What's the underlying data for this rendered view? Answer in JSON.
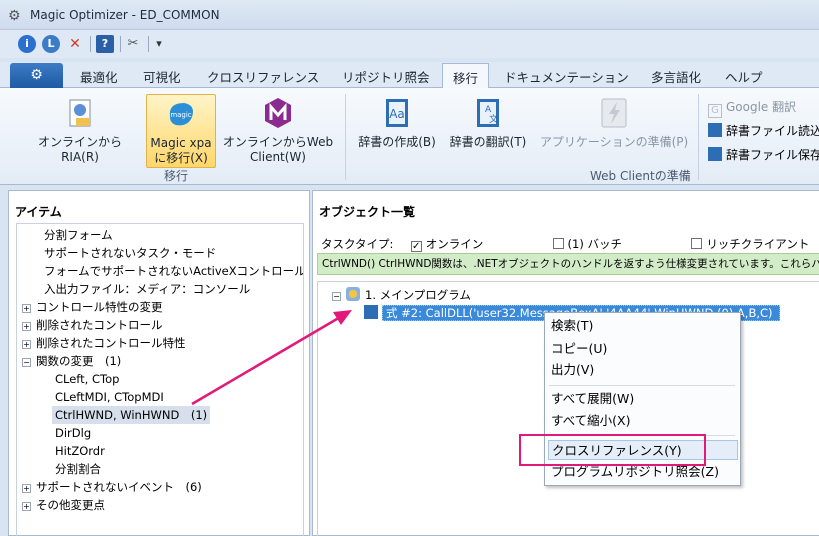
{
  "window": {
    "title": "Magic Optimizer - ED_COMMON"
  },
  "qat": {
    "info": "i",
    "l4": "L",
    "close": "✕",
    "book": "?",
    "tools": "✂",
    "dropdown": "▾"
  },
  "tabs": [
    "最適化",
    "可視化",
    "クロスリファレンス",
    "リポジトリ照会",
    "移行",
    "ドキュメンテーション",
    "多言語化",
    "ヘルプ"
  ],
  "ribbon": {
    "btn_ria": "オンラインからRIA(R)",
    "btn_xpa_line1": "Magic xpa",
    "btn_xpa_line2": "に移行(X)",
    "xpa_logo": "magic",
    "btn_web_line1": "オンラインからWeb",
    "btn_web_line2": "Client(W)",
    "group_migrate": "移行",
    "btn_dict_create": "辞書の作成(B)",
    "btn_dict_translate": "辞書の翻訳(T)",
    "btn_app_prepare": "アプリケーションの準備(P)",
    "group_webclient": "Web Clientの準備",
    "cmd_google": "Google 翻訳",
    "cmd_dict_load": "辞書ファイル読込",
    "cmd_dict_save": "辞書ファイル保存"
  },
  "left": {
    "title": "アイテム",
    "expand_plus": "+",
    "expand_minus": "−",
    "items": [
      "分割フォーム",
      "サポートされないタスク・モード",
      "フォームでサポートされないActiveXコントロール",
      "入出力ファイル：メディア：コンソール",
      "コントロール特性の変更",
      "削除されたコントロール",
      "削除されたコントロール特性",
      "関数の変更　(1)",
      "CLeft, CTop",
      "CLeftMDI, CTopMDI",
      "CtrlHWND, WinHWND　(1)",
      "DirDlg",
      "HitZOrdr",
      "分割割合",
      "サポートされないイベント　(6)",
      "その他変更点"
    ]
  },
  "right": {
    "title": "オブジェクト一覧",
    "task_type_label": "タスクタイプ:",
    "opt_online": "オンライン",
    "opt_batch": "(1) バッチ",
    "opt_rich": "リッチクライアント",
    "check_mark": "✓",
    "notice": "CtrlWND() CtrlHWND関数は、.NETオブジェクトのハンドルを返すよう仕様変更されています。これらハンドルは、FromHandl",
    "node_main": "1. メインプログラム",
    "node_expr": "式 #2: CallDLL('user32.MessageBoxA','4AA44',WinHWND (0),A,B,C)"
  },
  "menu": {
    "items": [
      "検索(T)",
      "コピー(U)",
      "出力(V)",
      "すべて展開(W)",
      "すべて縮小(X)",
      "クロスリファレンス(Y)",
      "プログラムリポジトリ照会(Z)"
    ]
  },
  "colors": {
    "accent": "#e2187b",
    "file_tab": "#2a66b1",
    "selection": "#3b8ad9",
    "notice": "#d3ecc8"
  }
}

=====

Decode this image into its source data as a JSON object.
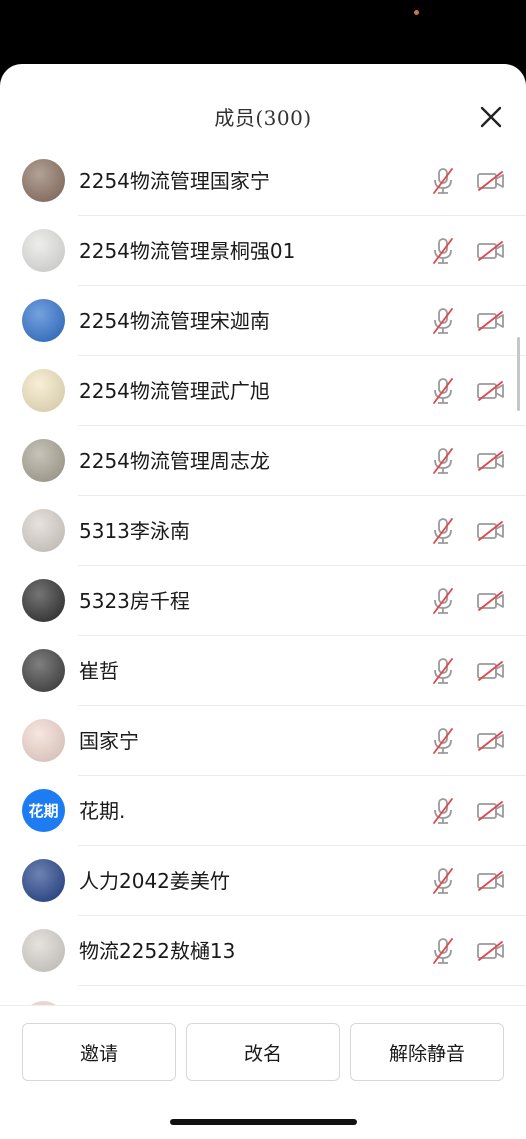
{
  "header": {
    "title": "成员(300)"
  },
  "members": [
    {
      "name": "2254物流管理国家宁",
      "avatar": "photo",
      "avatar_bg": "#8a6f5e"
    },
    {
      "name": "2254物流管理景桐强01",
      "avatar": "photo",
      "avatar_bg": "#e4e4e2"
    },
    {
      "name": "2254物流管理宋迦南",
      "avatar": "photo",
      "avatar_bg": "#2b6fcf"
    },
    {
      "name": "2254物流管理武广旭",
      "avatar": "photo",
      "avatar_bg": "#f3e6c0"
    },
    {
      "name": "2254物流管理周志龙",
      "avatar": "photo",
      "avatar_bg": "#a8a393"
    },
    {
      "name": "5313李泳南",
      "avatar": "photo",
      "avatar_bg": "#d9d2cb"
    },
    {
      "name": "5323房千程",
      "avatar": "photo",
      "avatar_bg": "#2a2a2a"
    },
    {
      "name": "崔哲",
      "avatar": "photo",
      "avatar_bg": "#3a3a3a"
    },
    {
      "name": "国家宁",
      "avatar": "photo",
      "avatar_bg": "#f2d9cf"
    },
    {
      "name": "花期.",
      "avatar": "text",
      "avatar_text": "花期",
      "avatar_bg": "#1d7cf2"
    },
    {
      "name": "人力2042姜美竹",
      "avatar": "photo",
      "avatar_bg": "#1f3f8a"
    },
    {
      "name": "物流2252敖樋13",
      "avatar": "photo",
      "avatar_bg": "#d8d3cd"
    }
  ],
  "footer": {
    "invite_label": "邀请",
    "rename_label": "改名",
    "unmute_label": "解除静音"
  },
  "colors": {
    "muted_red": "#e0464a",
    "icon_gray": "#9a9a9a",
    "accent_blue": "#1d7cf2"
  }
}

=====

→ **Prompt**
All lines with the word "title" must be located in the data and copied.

→ **Answer**
    "title": "Magic Optimizer - ED_COMMON"
    "title": "アイテム",
    "title": "オブジェクト一覧",
    "title": "成员(300)"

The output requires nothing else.